Excerpts from a dataset:
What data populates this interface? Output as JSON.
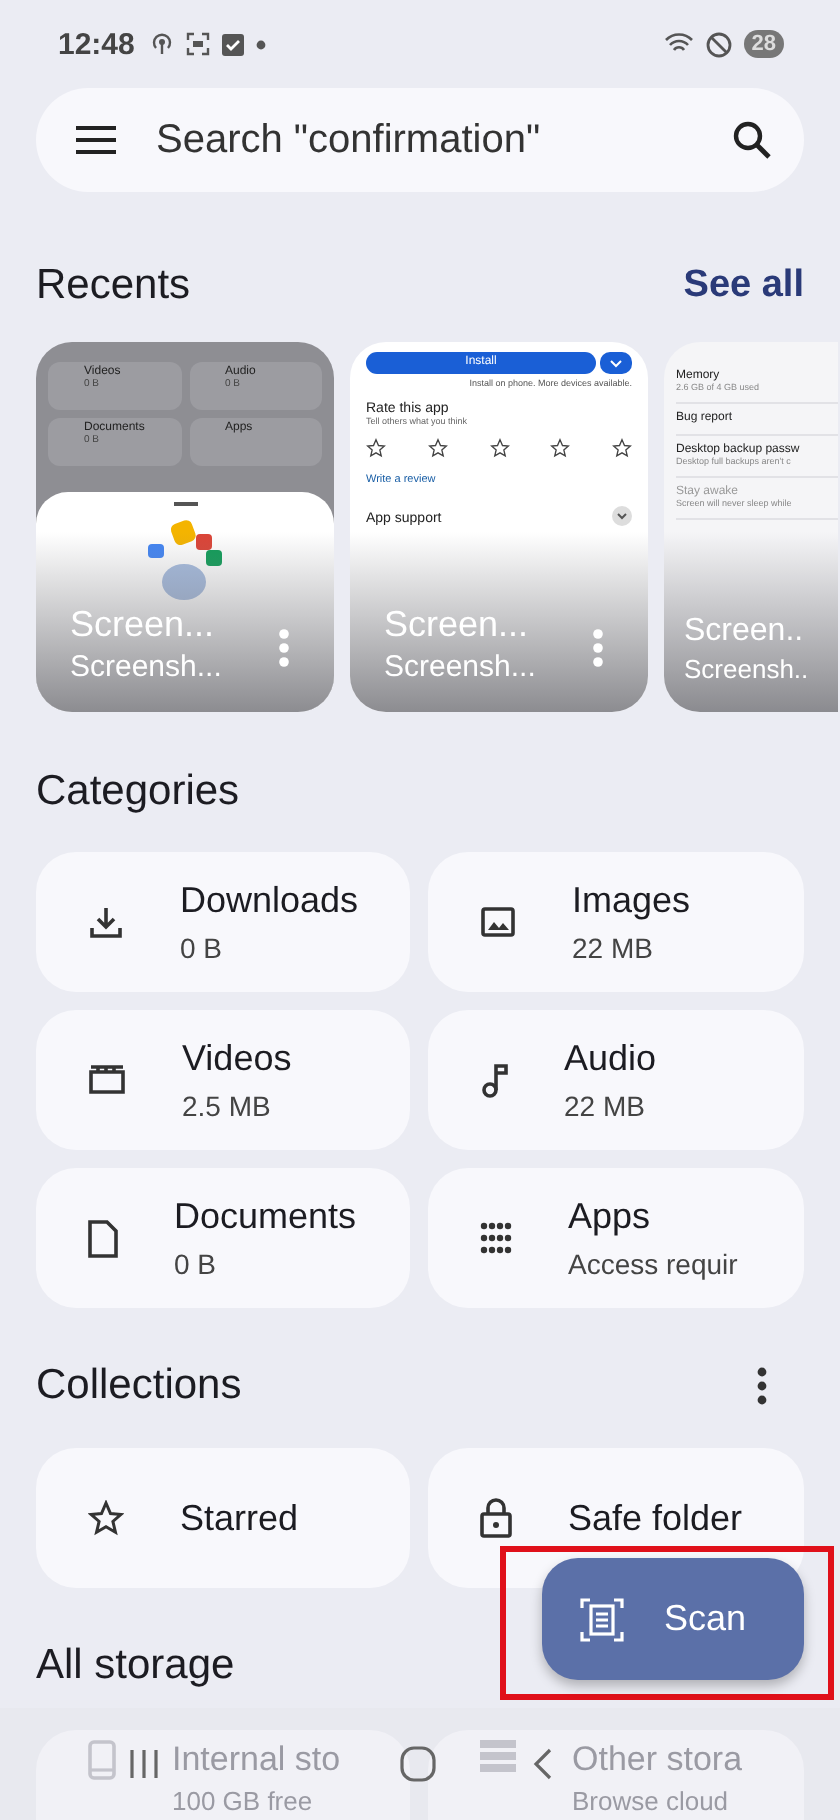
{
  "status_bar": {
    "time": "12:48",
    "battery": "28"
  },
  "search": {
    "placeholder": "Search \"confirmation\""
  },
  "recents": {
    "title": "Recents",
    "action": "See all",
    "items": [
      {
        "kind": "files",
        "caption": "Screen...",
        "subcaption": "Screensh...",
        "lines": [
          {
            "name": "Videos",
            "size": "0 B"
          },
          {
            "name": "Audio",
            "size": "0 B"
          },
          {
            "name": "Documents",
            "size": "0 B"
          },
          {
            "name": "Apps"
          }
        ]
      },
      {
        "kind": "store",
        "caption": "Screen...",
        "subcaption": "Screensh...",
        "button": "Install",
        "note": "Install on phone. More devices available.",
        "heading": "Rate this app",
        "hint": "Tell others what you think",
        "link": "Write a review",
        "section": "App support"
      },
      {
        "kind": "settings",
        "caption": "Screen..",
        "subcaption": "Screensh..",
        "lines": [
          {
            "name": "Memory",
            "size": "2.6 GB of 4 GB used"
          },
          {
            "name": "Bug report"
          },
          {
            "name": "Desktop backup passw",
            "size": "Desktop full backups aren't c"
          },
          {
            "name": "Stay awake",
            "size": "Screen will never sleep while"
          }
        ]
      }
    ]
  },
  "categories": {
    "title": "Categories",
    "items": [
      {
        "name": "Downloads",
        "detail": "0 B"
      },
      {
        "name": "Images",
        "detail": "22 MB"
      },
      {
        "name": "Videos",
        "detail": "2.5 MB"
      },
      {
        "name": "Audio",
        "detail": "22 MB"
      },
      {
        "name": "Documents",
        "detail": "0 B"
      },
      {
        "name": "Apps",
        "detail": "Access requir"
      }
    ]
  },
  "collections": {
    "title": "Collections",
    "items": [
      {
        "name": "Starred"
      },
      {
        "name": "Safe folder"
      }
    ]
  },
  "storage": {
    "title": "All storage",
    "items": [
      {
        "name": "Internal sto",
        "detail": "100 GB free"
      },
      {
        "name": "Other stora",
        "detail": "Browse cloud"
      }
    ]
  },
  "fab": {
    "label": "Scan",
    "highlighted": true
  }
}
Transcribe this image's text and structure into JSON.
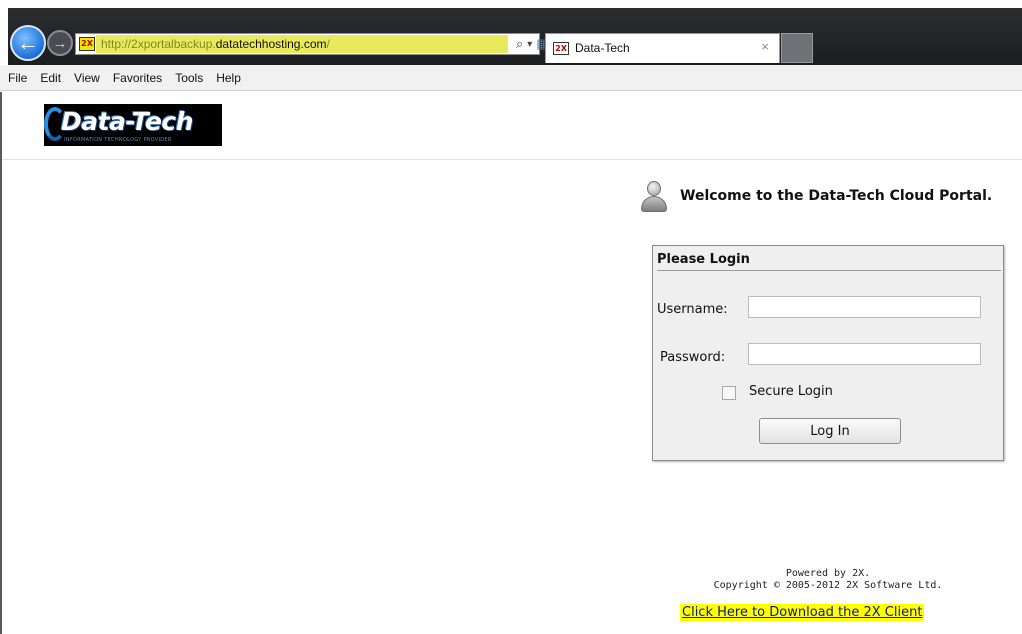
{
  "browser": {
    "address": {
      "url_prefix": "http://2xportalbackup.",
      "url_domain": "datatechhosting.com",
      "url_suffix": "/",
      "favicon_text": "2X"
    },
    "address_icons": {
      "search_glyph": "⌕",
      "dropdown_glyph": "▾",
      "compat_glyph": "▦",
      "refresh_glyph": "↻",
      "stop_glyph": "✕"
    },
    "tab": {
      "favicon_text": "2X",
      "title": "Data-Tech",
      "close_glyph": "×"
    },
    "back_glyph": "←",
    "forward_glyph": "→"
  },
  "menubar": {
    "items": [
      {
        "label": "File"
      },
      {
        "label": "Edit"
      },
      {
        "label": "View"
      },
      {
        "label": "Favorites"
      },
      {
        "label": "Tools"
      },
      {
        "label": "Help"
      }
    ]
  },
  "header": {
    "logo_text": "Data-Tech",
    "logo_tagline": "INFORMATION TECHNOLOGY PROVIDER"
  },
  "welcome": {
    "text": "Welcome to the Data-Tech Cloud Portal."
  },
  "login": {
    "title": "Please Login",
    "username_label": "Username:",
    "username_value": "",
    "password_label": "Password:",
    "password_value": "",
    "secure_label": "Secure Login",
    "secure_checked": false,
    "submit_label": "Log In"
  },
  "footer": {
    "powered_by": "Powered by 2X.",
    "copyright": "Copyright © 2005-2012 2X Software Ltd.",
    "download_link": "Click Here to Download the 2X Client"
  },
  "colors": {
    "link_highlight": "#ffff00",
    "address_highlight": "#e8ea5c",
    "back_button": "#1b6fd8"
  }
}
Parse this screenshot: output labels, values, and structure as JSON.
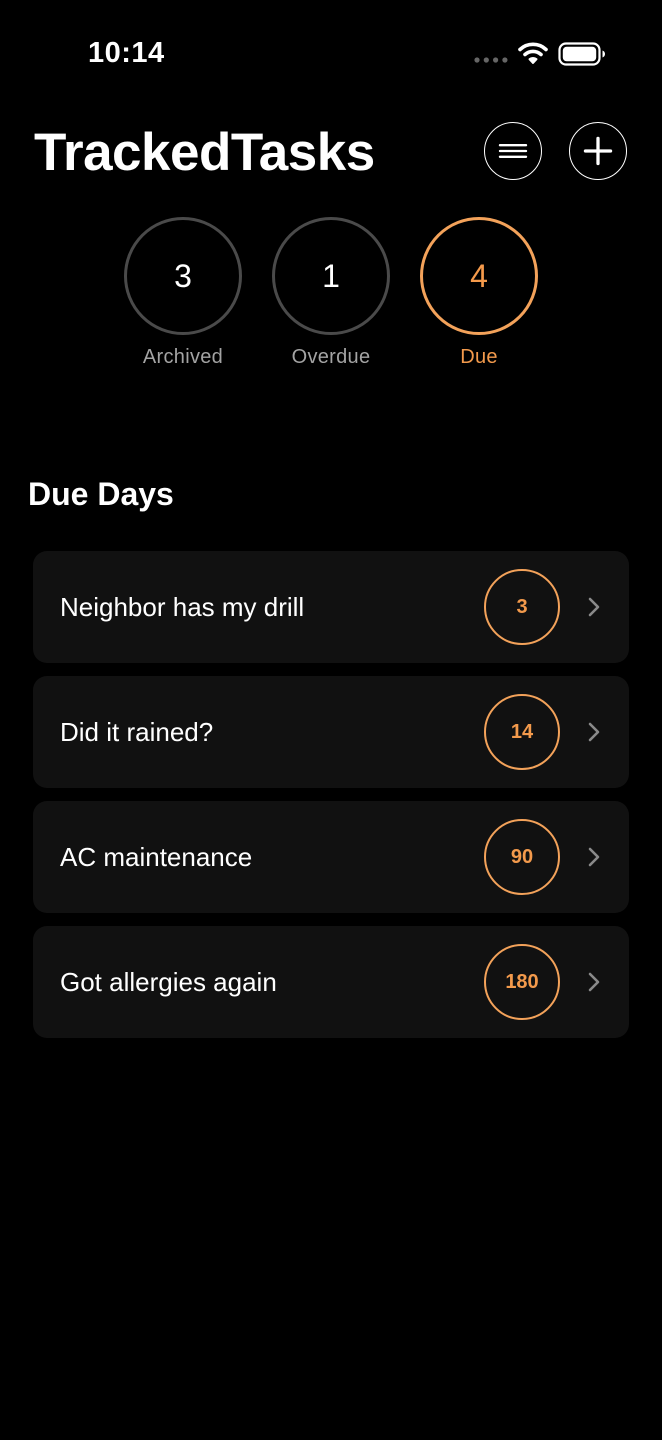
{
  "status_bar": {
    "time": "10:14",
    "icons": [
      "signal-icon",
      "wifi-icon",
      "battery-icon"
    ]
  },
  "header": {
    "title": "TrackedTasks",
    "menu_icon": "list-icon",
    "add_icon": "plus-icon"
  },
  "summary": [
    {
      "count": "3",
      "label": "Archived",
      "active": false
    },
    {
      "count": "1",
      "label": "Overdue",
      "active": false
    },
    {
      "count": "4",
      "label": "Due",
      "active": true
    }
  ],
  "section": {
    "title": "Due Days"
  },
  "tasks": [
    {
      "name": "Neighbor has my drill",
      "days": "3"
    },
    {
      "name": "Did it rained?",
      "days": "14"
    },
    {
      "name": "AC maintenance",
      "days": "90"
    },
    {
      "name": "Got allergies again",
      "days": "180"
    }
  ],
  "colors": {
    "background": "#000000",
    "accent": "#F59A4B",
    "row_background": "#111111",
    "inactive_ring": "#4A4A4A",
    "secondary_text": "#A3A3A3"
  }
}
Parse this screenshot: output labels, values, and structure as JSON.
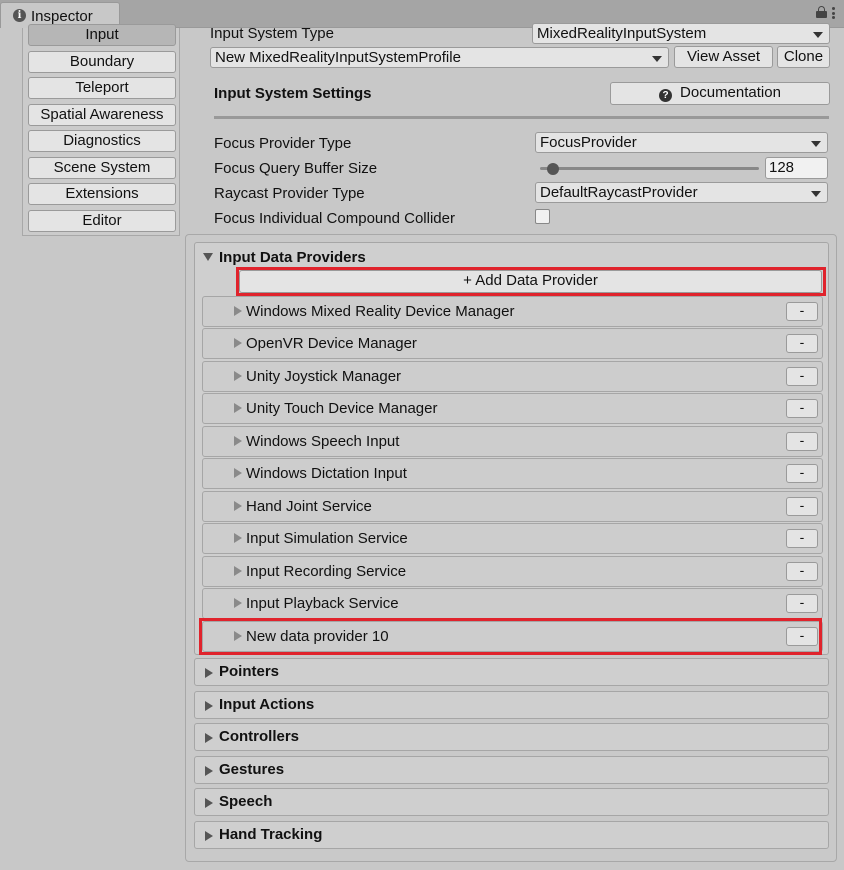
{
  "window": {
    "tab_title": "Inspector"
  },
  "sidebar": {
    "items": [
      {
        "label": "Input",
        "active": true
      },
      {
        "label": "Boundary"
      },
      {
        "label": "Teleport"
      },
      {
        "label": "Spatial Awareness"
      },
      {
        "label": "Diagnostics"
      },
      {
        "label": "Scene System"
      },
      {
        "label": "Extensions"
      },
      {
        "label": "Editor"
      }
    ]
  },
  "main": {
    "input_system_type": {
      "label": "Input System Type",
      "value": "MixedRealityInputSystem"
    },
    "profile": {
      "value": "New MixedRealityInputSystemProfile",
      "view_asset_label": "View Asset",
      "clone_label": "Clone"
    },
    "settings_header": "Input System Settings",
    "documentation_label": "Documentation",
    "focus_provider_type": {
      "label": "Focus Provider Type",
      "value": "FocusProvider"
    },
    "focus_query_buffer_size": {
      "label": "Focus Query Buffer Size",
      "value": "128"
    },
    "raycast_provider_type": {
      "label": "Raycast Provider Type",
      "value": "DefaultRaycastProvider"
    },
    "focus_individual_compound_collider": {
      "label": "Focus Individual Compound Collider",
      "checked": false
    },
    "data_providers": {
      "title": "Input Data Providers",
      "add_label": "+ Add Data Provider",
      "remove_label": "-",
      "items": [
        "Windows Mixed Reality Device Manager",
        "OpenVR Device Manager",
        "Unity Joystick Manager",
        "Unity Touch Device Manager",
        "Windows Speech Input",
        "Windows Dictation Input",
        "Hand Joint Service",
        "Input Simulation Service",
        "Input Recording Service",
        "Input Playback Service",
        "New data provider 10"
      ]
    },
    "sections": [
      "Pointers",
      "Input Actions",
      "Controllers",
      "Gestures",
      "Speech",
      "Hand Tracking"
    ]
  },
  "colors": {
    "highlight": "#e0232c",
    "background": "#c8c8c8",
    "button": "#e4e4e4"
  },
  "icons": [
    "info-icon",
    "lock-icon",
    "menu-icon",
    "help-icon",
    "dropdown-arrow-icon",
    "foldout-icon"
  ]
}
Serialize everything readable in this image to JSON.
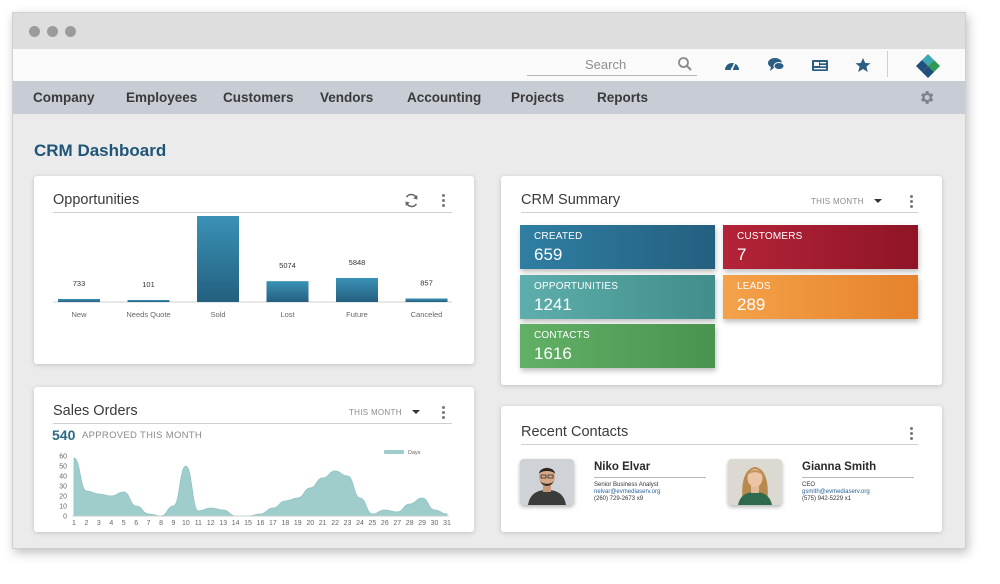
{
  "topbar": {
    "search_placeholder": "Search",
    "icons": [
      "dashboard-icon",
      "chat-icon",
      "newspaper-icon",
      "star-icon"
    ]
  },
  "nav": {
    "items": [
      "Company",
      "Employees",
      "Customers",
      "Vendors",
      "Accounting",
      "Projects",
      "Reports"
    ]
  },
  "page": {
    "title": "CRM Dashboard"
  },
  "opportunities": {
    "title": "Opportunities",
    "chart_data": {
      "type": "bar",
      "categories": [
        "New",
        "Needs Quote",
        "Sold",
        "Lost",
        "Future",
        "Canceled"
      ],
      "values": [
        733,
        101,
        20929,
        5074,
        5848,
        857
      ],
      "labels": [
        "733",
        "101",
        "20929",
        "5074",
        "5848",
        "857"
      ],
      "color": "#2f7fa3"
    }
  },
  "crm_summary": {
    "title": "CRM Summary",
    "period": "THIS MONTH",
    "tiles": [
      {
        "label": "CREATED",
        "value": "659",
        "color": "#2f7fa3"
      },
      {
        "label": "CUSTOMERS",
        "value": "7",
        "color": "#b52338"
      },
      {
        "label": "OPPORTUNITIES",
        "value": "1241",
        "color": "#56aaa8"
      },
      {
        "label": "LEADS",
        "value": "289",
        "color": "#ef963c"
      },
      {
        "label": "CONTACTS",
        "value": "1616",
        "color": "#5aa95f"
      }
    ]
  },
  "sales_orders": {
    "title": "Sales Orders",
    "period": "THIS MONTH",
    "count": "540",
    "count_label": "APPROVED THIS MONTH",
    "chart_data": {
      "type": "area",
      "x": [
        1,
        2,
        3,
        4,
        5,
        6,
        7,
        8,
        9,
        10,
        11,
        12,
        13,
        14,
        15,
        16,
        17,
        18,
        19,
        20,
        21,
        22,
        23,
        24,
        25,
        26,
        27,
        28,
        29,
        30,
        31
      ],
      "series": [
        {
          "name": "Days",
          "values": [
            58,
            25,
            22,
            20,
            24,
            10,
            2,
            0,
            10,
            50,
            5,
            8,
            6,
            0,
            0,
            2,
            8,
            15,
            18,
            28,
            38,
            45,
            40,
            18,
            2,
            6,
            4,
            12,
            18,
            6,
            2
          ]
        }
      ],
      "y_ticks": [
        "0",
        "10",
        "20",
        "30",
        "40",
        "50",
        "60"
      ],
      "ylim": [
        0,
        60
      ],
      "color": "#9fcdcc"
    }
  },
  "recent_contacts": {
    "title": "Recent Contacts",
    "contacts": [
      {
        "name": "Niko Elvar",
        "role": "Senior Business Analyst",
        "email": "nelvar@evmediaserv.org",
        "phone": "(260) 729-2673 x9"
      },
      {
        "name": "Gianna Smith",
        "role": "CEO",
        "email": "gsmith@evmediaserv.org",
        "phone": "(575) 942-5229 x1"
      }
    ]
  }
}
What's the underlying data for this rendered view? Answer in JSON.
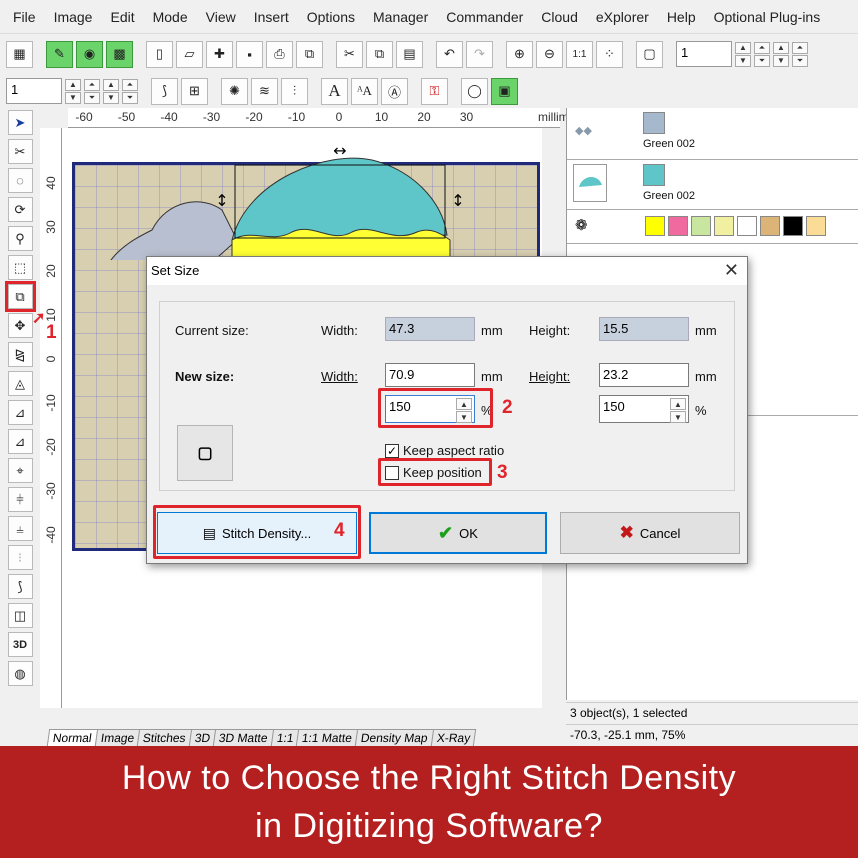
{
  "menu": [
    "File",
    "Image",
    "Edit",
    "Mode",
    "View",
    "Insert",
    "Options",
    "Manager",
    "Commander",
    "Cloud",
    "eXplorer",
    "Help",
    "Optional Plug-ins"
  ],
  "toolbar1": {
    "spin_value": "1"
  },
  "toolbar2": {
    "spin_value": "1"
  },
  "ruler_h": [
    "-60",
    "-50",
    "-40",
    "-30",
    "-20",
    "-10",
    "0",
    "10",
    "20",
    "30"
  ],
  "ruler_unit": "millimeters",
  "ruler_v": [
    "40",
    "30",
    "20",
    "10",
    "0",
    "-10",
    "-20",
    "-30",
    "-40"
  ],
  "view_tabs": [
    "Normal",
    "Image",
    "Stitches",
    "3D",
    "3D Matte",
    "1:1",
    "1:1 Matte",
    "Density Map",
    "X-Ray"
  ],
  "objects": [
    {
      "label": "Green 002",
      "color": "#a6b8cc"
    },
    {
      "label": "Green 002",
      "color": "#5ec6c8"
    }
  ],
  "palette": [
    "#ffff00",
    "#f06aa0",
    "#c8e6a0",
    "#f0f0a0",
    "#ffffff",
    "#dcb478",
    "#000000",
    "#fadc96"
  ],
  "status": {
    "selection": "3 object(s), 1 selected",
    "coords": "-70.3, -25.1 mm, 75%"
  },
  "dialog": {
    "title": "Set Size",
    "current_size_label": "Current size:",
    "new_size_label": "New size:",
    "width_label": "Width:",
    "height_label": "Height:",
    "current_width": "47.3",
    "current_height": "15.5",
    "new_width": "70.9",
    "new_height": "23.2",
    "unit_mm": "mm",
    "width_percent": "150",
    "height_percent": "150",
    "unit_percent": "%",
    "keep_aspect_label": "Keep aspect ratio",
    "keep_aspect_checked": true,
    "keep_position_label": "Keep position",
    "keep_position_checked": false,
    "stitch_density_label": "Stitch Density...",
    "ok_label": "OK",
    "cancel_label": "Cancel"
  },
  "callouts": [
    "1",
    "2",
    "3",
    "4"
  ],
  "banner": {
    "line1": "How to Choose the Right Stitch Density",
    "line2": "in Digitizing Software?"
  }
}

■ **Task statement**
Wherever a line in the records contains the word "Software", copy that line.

■ **Problem solution**
    "copyright": "Copyright © 2005-2012 2X Software Ltd.",
    "line2": "in Digitizing Software?"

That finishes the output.